| WORK REQUIRED |
Pictures stay out of the copy, and everything else in the data below is repeated exactly.

..............................

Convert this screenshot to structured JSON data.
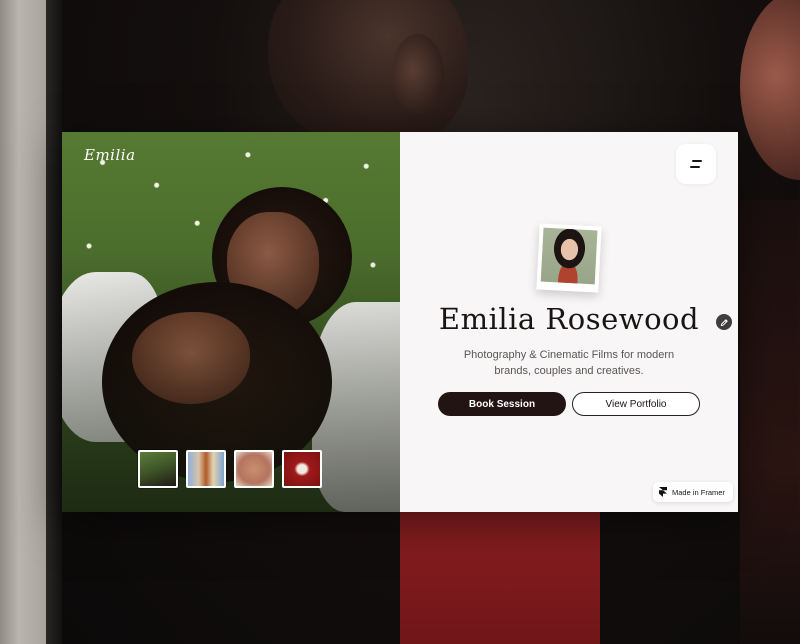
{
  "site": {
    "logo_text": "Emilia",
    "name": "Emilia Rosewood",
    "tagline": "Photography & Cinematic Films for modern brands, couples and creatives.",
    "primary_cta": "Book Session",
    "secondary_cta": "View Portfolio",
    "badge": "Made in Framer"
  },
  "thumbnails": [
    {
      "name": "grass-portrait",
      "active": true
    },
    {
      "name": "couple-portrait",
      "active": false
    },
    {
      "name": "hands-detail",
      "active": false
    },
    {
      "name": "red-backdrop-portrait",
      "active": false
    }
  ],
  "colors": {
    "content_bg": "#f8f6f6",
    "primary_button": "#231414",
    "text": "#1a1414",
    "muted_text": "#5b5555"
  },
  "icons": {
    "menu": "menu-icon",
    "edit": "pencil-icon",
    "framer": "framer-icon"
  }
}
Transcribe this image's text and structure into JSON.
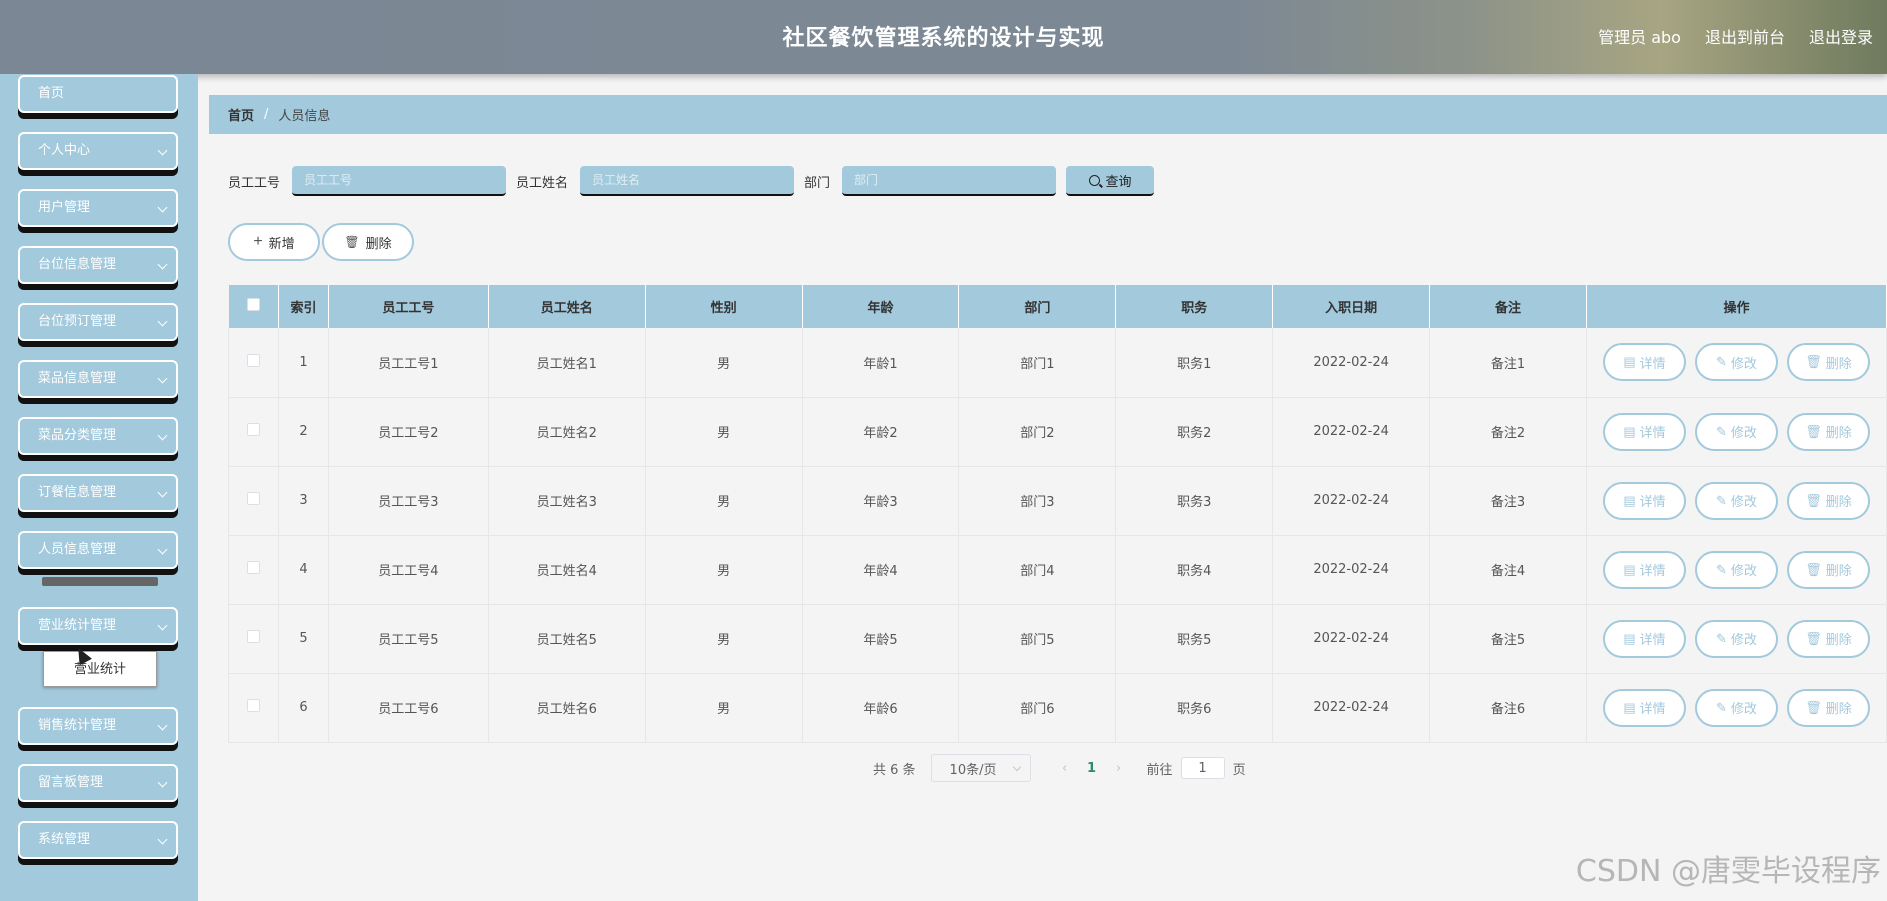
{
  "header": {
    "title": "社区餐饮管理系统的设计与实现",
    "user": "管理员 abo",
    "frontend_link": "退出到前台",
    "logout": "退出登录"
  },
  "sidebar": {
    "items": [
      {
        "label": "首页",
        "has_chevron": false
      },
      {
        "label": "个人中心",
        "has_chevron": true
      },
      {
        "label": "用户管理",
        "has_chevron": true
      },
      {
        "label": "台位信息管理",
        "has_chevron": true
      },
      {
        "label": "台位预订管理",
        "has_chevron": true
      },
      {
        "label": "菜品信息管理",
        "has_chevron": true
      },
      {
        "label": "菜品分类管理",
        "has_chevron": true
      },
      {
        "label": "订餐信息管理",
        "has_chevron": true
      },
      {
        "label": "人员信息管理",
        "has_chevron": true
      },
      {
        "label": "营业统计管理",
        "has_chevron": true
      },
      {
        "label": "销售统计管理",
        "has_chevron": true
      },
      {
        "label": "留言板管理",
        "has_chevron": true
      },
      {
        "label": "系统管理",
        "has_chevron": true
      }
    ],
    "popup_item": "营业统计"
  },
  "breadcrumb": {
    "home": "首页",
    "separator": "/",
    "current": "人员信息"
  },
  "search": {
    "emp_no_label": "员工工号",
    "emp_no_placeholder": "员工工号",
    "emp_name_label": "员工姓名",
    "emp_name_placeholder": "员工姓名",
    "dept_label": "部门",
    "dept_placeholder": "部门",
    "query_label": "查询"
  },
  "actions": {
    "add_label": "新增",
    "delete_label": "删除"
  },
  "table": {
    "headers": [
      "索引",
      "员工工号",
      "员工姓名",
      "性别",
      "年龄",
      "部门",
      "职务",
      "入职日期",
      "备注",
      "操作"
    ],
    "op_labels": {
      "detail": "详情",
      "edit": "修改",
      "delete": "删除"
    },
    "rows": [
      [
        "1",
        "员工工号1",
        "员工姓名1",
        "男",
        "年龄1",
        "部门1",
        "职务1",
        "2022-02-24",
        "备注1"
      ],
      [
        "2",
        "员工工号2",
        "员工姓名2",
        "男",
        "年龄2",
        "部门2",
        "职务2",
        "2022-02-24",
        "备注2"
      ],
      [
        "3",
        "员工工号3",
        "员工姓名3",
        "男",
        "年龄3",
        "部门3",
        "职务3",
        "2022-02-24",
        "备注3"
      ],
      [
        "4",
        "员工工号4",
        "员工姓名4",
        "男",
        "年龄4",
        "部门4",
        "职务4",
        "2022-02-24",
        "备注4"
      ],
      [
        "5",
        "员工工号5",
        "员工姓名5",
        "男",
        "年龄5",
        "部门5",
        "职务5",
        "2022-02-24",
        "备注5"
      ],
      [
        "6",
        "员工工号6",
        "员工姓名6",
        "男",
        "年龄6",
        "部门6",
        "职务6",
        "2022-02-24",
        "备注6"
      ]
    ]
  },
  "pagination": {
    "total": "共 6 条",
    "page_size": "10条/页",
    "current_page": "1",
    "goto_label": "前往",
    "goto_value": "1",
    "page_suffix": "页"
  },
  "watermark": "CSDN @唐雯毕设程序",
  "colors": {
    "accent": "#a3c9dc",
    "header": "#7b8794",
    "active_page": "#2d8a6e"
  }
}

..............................

| TASK ANSWER |
Convert this screenshot to structured JSON data.
{
  "site": {
    "logo_text": "Emilia",
    "name": "Emilia Rosewood",
    "tagline": "Photography & Cinematic Films for modern brands, couples and creatives.",
    "primary_cta": "Book Session",
    "secondary_cta": "View Portfolio",
    "badge": "Made in Framer"
  },
  "thumbnails": [
    {
      "name": "grass-portrait",
      "active": true
    },
    {
      "name": "couple-portrait",
      "active": false
    },
    {
      "name": "hands-detail",
      "active": false
    },
    {
      "name": "red-backdrop-portrait",
      "active": false
    }
  ],
  "colors": {
    "content_bg": "#f8f6f6",
    "primary_button": "#231414",
    "text": "#1a1414",
    "muted_text": "#5b5555"
  },
  "icons": {
    "menu": "menu-icon",
    "edit": "pencil-icon",
    "framer": "framer-icon"
  }
}
Transcribe this image's text and structure into JSON.
{
  "header": {
    "title": "社区餐饮管理系统的设计与实现",
    "user": "管理员 abo",
    "frontend_link": "退出到前台",
    "logout": "退出登录"
  },
  "sidebar": {
    "items": [
      {
        "label": "首页",
        "has_chevron": false
      },
      {
        "label": "个人中心",
        "has_chevron": true
      },
      {
        "label": "用户管理",
        "has_chevron": true
      },
      {
        "label": "台位信息管理",
        "has_chevron": true
      },
      {
        "label": "台位预订管理",
        "has_chevron": true
      },
      {
        "label": "菜品信息管理",
        "has_chevron": true
      },
      {
        "label": "菜品分类管理",
        "has_chevron": true
      },
      {
        "label": "订餐信息管理",
        "has_chevron": true
      },
      {
        "label": "人员信息管理",
        "has_chevron": true
      },
      {
        "label": "营业统计管理",
        "has_chevron": true
      },
      {
        "label": "销售统计管理",
        "has_chevron": true
      },
      {
        "label": "留言板管理",
        "has_chevron": true
      },
      {
        "label": "系统管理",
        "has_chevron": true
      }
    ],
    "popup_item": "营业统计"
  },
  "breadcrumb": {
    "home": "首页",
    "separator": "/",
    "current": "人员信息"
  },
  "search": {
    "emp_no_label": "员工工号",
    "emp_no_placeholder": "员工工号",
    "emp_name_label": "员工姓名",
    "emp_name_placeholder": "员工姓名",
    "dept_label": "部门",
    "dept_placeholder": "部门",
    "query_label": "查询"
  },
  "actions": {
    "add_label": "新增",
    "delete_label": "删除"
  },
  "table": {
    "headers": [
      "索引",
      "员工工号",
      "员工姓名",
      "性别",
      "年龄",
      "部门",
      "职务",
      "入职日期",
      "备注",
      "操作"
    ],
    "op_labels": {
      "detail": "详情",
      "edit": "修改",
      "delete": "删除"
    },
    "rows": [
      [
        "1",
        "员工工号1",
        "员工姓名1",
        "男",
        "年龄1",
        "部门1",
        "职务1",
        "2022-02-24",
        "备注1"
      ],
      [
        "2",
        "员工工号2",
        "员工姓名2",
        "男",
        "年龄2",
        "部门2",
        "职务2",
        "2022-02-24",
        "备注2"
      ],
      [
        "3",
        "员工工号3",
        "员工姓名3",
        "男",
        "年龄3",
        "部门3",
        "职务3",
        "2022-02-24",
        "备注3"
      ],
      [
        "4",
        "员工工号4",
        "员工姓名4",
        "男",
        "年龄4",
        "部门4",
        "职务4",
        "2022-02-24",
        "备注4"
      ],
      [
        "5",
        "员工工号5",
        "员工姓名5",
        "男",
        "年龄5",
        "部门5",
        "职务5",
        "2022-02-24",
        "备注5"
      ],
      [
        "6",
        "员工工号6",
        "员工姓名6",
        "男",
        "年龄6",
        "部门6",
        "职务6",
        "2022-02-24",
        "备注6"
      ]
    ]
  },
  "pagination": {
    "total": "共 6 条",
    "page_size": "10条/页",
    "current_page": "1",
    "goto_label": "前往",
    "goto_value": "1",
    "page_suffix": "页"
  },
  "watermark": "CSDN @唐雯毕设程序",
  "colors": {
    "accent": "#a3c9dc",
    "header": "#7b8794",
    "active_page": "#2d8a6e"
  }
}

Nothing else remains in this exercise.